- _Task item_
Which of the lines in the data mention the string "JSON"? List them all.

- _Supplied data_
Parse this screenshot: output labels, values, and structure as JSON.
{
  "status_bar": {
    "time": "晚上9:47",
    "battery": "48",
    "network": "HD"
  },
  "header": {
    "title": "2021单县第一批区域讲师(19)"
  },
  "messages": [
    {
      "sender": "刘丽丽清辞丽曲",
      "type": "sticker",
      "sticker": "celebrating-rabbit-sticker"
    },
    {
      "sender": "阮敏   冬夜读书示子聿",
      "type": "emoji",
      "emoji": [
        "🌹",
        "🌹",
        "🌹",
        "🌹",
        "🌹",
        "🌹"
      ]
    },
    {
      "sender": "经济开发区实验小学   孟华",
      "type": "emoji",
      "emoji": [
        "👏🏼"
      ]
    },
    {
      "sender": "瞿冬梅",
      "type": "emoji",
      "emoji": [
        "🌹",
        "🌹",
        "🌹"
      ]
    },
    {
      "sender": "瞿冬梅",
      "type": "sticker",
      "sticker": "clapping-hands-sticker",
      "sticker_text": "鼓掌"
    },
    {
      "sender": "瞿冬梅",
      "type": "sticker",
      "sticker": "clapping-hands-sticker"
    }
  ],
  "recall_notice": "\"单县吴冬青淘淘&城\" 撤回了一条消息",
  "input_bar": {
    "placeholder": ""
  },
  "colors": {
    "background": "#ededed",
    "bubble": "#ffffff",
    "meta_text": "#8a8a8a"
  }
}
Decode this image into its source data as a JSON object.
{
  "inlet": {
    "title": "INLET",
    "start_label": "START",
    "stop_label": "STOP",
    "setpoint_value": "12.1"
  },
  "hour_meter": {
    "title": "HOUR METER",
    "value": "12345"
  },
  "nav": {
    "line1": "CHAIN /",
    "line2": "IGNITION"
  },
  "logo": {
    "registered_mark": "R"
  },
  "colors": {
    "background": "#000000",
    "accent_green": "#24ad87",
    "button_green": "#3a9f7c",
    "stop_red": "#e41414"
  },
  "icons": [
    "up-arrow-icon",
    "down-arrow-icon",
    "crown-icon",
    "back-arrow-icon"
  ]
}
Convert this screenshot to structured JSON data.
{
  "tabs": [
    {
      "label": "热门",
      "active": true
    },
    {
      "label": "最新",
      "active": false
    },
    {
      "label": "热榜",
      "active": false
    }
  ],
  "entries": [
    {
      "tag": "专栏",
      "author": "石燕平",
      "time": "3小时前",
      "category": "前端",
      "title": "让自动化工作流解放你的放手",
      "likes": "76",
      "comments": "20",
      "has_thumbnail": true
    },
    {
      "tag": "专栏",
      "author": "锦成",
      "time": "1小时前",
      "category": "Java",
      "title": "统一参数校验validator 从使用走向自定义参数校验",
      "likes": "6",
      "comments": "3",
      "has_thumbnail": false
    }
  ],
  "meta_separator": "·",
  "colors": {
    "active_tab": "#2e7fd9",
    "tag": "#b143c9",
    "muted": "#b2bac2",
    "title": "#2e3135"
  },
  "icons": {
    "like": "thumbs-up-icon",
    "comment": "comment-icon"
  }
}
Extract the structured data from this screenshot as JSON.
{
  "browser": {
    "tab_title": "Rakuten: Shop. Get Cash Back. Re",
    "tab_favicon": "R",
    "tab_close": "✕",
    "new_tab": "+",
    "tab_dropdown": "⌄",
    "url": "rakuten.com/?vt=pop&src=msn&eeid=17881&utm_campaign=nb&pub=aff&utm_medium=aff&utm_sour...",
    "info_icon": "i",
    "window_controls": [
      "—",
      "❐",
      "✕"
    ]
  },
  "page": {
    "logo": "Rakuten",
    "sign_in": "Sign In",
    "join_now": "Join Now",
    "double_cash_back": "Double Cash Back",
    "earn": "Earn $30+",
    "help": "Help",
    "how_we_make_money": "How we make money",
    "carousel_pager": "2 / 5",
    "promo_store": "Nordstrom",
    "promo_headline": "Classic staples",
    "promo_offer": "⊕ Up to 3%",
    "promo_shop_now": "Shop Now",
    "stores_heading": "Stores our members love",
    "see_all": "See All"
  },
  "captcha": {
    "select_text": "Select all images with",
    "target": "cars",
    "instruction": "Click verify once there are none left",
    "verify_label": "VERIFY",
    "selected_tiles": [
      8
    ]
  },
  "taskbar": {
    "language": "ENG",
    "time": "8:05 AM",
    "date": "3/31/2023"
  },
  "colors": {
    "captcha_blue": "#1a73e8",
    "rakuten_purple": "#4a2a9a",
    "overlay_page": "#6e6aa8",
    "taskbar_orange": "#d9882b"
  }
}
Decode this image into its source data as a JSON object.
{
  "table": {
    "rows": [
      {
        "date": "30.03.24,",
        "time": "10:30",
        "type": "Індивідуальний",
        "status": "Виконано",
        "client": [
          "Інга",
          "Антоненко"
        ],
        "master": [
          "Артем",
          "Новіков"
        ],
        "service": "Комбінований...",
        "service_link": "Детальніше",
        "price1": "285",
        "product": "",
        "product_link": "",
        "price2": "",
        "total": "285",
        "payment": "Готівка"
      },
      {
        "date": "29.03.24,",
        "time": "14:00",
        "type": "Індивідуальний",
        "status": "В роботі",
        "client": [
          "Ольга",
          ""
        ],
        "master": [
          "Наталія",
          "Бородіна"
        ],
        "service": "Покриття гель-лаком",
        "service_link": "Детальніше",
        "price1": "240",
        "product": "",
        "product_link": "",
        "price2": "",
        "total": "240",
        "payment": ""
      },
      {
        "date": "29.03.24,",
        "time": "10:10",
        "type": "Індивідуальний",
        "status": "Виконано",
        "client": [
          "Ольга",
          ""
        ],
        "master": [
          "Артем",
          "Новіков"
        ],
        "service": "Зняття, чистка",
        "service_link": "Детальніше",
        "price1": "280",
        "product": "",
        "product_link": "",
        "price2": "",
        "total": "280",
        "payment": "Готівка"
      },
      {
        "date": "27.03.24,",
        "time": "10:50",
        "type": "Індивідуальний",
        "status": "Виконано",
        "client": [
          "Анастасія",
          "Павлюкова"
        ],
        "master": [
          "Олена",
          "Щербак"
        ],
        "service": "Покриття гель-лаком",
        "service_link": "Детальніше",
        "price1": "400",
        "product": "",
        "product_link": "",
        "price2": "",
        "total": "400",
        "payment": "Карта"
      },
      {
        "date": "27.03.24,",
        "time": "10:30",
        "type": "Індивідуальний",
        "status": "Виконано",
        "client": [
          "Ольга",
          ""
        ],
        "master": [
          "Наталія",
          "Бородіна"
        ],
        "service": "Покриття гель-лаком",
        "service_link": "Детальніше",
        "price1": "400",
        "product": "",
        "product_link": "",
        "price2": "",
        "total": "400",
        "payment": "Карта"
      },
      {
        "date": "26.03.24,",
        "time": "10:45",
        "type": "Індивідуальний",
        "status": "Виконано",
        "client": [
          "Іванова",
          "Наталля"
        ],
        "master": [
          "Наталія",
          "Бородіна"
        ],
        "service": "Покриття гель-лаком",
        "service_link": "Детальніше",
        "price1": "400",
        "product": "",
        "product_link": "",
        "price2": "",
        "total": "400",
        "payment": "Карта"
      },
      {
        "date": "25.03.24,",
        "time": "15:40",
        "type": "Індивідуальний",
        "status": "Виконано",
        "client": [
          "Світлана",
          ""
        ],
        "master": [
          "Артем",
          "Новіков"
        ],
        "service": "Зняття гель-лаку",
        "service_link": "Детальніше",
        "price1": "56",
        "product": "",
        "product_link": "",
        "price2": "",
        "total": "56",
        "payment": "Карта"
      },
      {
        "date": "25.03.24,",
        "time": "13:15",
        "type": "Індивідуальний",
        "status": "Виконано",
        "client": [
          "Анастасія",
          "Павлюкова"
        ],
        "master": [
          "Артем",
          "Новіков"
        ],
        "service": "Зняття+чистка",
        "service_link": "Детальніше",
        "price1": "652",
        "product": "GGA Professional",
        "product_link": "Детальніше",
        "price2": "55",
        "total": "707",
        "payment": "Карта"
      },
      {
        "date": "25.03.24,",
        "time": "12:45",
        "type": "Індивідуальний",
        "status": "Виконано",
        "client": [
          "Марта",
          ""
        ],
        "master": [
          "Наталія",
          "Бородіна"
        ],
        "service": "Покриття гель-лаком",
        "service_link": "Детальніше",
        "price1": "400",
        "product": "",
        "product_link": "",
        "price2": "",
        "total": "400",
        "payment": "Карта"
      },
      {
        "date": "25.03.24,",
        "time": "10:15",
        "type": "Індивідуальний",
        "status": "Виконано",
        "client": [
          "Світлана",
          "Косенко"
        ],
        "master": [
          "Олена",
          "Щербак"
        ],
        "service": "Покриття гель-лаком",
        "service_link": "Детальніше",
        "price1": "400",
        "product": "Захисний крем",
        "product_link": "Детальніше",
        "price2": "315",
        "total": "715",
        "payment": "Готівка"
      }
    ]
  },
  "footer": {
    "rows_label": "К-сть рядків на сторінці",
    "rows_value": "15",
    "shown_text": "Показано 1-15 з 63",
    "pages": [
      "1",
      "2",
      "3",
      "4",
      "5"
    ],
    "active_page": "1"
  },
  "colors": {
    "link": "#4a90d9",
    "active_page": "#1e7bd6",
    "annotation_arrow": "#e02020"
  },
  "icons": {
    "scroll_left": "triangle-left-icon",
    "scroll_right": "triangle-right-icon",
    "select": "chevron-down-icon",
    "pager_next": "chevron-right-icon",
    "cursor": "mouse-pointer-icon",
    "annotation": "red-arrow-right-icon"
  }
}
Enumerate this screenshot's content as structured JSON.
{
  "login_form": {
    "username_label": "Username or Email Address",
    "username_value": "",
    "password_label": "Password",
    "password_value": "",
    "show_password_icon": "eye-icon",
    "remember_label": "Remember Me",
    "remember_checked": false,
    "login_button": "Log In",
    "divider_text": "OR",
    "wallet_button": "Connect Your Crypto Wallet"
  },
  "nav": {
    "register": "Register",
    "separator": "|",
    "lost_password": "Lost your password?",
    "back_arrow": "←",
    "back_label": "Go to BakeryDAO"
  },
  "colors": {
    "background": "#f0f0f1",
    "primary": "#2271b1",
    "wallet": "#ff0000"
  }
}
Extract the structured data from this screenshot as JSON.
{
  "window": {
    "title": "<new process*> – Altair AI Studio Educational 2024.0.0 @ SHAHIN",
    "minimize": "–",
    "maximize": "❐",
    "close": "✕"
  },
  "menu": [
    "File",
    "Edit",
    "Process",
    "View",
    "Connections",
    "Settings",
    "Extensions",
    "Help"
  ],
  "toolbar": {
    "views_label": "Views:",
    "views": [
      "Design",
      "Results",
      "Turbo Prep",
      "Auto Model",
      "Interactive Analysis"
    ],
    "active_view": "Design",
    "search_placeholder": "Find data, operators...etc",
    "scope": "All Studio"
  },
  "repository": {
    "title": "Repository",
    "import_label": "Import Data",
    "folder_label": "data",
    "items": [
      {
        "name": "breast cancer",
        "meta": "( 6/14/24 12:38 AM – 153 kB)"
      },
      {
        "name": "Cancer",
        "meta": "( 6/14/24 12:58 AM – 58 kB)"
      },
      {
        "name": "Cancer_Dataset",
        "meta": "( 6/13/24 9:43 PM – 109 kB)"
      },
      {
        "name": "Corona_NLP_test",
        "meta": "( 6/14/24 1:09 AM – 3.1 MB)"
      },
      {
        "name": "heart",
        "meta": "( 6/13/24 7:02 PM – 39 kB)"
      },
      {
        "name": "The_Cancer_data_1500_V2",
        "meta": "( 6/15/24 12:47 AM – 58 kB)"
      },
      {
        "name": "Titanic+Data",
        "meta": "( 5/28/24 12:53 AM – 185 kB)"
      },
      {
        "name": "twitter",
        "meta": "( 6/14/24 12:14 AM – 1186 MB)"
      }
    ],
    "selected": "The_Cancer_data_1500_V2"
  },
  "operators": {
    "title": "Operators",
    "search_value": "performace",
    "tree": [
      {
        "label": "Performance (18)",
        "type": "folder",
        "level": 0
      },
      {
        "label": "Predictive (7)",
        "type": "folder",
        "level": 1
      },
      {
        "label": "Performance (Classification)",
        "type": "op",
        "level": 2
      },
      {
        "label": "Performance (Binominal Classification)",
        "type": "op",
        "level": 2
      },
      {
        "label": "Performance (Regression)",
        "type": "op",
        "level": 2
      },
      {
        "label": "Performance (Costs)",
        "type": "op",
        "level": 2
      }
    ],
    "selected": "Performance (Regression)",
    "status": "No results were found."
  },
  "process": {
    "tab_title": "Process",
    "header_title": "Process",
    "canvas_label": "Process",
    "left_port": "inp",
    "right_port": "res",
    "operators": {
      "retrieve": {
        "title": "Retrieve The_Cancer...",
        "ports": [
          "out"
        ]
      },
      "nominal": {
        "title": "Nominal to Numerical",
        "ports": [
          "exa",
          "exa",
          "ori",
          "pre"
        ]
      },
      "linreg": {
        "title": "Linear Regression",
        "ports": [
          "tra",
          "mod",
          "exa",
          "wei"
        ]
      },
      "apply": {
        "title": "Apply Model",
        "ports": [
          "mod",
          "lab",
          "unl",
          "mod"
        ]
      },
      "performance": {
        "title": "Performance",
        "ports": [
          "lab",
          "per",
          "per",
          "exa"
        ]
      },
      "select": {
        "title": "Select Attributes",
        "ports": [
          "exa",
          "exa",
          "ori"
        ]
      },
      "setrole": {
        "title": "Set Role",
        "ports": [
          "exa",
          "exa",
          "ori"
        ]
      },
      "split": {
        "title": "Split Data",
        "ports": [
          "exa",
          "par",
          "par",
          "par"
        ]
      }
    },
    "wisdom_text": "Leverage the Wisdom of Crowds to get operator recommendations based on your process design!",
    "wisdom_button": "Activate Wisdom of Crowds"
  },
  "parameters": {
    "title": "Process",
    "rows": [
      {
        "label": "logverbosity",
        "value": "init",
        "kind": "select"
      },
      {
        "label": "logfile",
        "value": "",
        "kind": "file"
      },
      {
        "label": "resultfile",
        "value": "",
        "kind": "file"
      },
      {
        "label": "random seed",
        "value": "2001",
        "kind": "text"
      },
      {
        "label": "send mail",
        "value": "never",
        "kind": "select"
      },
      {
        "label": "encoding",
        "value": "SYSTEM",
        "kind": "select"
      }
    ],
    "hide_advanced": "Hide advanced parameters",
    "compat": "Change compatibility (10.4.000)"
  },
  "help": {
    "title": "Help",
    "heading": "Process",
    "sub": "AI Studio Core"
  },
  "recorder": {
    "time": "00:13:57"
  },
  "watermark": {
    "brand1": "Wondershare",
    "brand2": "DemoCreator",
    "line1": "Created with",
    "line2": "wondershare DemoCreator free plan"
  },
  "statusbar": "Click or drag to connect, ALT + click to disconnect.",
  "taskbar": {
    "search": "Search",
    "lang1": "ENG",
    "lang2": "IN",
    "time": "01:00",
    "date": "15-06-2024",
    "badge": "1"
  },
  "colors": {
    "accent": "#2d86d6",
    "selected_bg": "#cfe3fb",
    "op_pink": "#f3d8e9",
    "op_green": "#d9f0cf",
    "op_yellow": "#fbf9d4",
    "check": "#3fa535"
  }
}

- _Task output_
Parse this screenshot: output labels, values, and structure as JSON.
Decode this image into its source data as a JSON object.
Convert this screenshot to structured JSON data.
Extract the structured data from this screenshot as JSON.
Decode this image into its source data as a JSON object.
Enumerate this screenshot's content as structured JSON.
Extract the structured data from this screenshot as JSON.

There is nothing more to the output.